Fountain City Places that Made A Difference - prepared and presented at the first annual observation of Honor Fountain City Day on May 27, 1974, by Miss Nannie Lee Hicks, retired teacher at Central High School and author of the popular book The Adair Section of Knox County. Her book was reprinted by Fountain City Town Hall in 2000 and re-titled The History of Fountain City (with sections on Smithwood and Inskip.
Fountain City, Tennessee - Includes history, bios on notorious Fountain citians, and historical buildings.
Historic 4th and Gill Neighborhood - Site features the Fourth and Gill downtown neighborhood and activities such as the annual home tour, neighborhood calendar of events, issue forums, and homes for sale.
Historic Old North Knoxville - Old North Knoxville was developed as a streetcar suburb between the 1880's and the 1940's. Streetcar suburbs had a strong pedestrian orientation. Most people walked to their homes from the street car stop. The automobile did not have a major influence on Knoxville until the 1920's, so there are few driveways or garages in the neighborhood.
History of the Coal Creek Watershed - After the Civil War, prisons in the South overflowed. Southern states enacted the "convict lease system" which turned prisoners from liabilities into assets by leasing them to work in mines, plantations, and railroads. There were only three ways out of the convict labor system: escape, self-mutilation, or death. By the 1880's, business owners and politicians started using convict laborers to replace striking mine workers to crush labor unrest. Prison and labor reform movements of the time saw no end in sight for this cruel institution.
History of Old North Knoxville - Old North Knoxville was developed as part of the incorporated city of North Knoxville. Its growth was a result of the expansion of the streetcar, Knoxville's booming economy and growing population after the Civil War, and other technological advances that made suburban living desirable.
Jackson Avenue Warehouse District (Old City) - The Old City is located at the northeast corner of downtown Knoxville, Tennessee. Its boundaries, while not completely defined, correspond roughly with the Jackson Avenue Warehouse District, a National Register historic district. Presently, the Old City is known as an offbeat urban neighborhood, home to several unique restaurants, bars, clubs, and shops. There is also a smattering of small offices and apartments.
Market Square - Market Square is a pedestrian mall located in the center of downtown Knoxville, Tennessee, USA. Established in 1854 as a market place for regional farmers, the square has developed over the decades into a multipurpose venue that accommodates events ranging from concerts to political rallies, and has long provided a popular gathering place for artists, street musicians, war veterans, and activists.
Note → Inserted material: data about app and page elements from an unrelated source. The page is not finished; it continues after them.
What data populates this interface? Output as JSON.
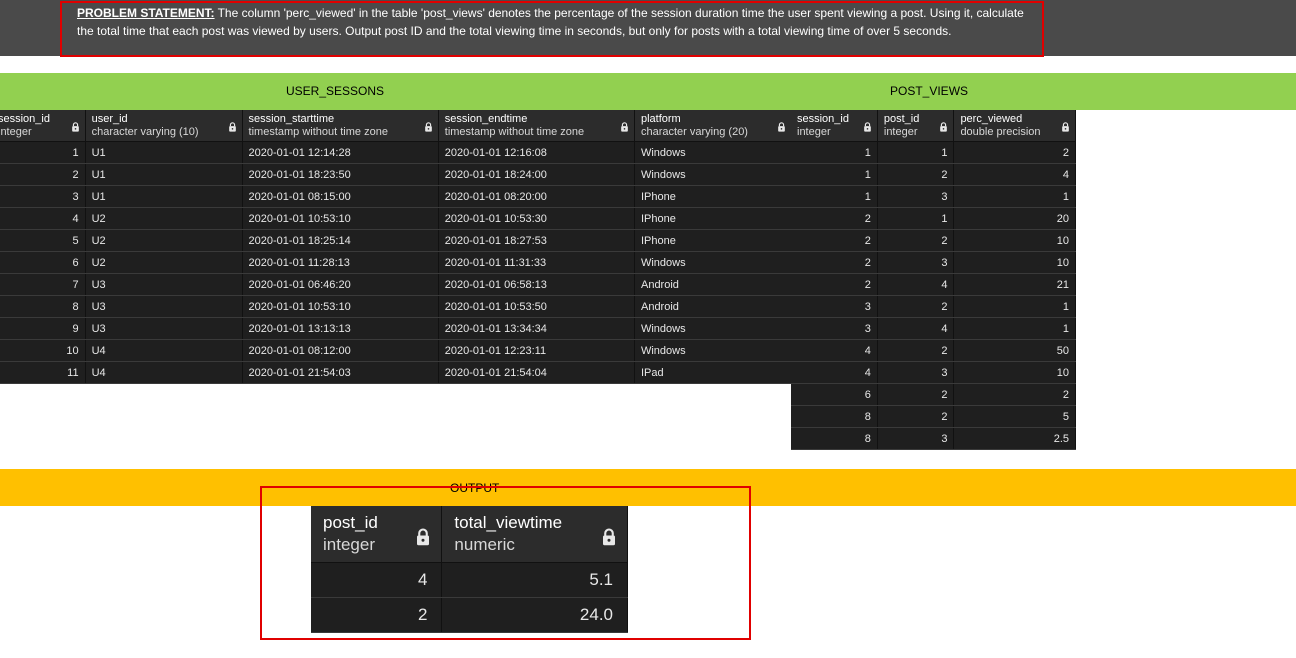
{
  "problem": {
    "label": "PROBLEM STATEMENT:",
    "text": "The column 'perc_viewed' in the table 'post_views' denotes the percentage of the session duration time the user spent viewing a post. Using it, calculate the total time that each post was viewed by users. Output post ID and the total viewing time in seconds, but only for posts with a total viewing time of over 5 seconds."
  },
  "titles": {
    "user_sessions": "USER_SESSONS",
    "post_views": "POST_VIEWS",
    "output": "OUTPUT"
  },
  "user_sessions": {
    "columns": [
      {
        "name": "session_id",
        "type": "integer"
      },
      {
        "name": "user_id",
        "type": "character varying (10)"
      },
      {
        "name": "session_starttime",
        "type": "timestamp without time zone"
      },
      {
        "name": "session_endtime",
        "type": "timestamp without time zone"
      },
      {
        "name": "platform",
        "type": "character varying (20)"
      }
    ],
    "rows": [
      [
        "1",
        "U1",
        "2020-01-01 12:14:28",
        "2020-01-01 12:16:08",
        "Windows"
      ],
      [
        "2",
        "U1",
        "2020-01-01 18:23:50",
        "2020-01-01 18:24:00",
        "Windows"
      ],
      [
        "3",
        "U1",
        "2020-01-01 08:15:00",
        "2020-01-01 08:20:00",
        "IPhone"
      ],
      [
        "4",
        "U2",
        "2020-01-01 10:53:10",
        "2020-01-01 10:53:30",
        "IPhone"
      ],
      [
        "5",
        "U2",
        "2020-01-01 18:25:14",
        "2020-01-01 18:27:53",
        "IPhone"
      ],
      [
        "6",
        "U2",
        "2020-01-01 11:28:13",
        "2020-01-01 11:31:33",
        "Windows"
      ],
      [
        "7",
        "U3",
        "2020-01-01 06:46:20",
        "2020-01-01 06:58:13",
        "Android"
      ],
      [
        "8",
        "U3",
        "2020-01-01 10:53:10",
        "2020-01-01 10:53:50",
        "Android"
      ],
      [
        "9",
        "U3",
        "2020-01-01 13:13:13",
        "2020-01-01 13:34:34",
        "Windows"
      ],
      [
        "10",
        "U4",
        "2020-01-01 08:12:00",
        "2020-01-01 12:23:11",
        "Windows"
      ],
      [
        "11",
        "U4",
        "2020-01-01 21:54:03",
        "2020-01-01 21:54:04",
        "IPad"
      ]
    ]
  },
  "post_views": {
    "columns": [
      {
        "name": "session_id",
        "type": "integer"
      },
      {
        "name": "post_id",
        "type": "integer"
      },
      {
        "name": "perc_viewed",
        "type": "double precision"
      }
    ],
    "rows": [
      [
        "1",
        "1",
        "2"
      ],
      [
        "1",
        "2",
        "4"
      ],
      [
        "1",
        "3",
        "1"
      ],
      [
        "2",
        "1",
        "20"
      ],
      [
        "2",
        "2",
        "10"
      ],
      [
        "2",
        "3",
        "10"
      ],
      [
        "2",
        "4",
        "21"
      ],
      [
        "3",
        "2",
        "1"
      ],
      [
        "3",
        "4",
        "1"
      ],
      [
        "4",
        "2",
        "50"
      ],
      [
        "4",
        "3",
        "10"
      ],
      [
        "6",
        "2",
        "2"
      ],
      [
        "8",
        "2",
        "5"
      ],
      [
        "8",
        "3",
        "2.5"
      ]
    ]
  },
  "output": {
    "columns": [
      {
        "name": "post_id",
        "type": "integer"
      },
      {
        "name": "total_viewtime",
        "type": "numeric"
      }
    ],
    "rows": [
      [
        "4",
        "5.1"
      ],
      [
        "2",
        "24.0"
      ]
    ]
  },
  "icons": {
    "column_lock": "lock-icon"
  }
}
Market Square Today - Knoxville's Market Square District has become a prime location for all kinds of entertainment. Whether you take your children down to play in the fountains while you shop the Market Square Farmers' Market or bring your sweetheart downtown for a romantic dinner and evening at the theatre, you'll find there's something for everyone. Market Square District is alive with music, performers, and gallery walks on the First Friday of every month. It is host to the International Biscuit Festival, First Night Knoxville and lends its support to Shakespeare on the Square, Hola Festival, Sundown in the City, Dogwood Arts Festival and other special events that make downtown Knoxville such a unique and enjoyable place.
Mechanicsville - Mechanicsville is a neighborhood in Knoxville, Tennessee, located northwest of the city's downtown area. One of the city's oldest neighborhoods, Mechanicsville was established in the late 1860s for industrial specialists and skilled laborers working the many factories that sprang up along Knoxville's periphery. The neighborhood still contains a significant number of late nineteenth century Victorian homes, and a notable concentration of early twentieth century shotgun houses.
The Old City - Downtown area refurbished with popular shops and restaurants.
Volunteer Landing - Volunteer Landing, a scenic one-mile paved riverwalk along the Tennessee River, houses a regional visitor center, several unique attractions, historical homes and markers, a full-service marina, three restaurants, a premier hotel and refreshing waterfalls and fountains. Whether it's a relaxing stroll or a family outing, Volunteer Landing has something for everyone.
Waterfront Development - In 1988, a 50-member Waterfront Task Force was established to study and develop recommendations for the protection, enhancement, and development of the seven-mile stretch of the Tennessee River between the Forks of the River and the J.E. "Buck" Karnes Bridge.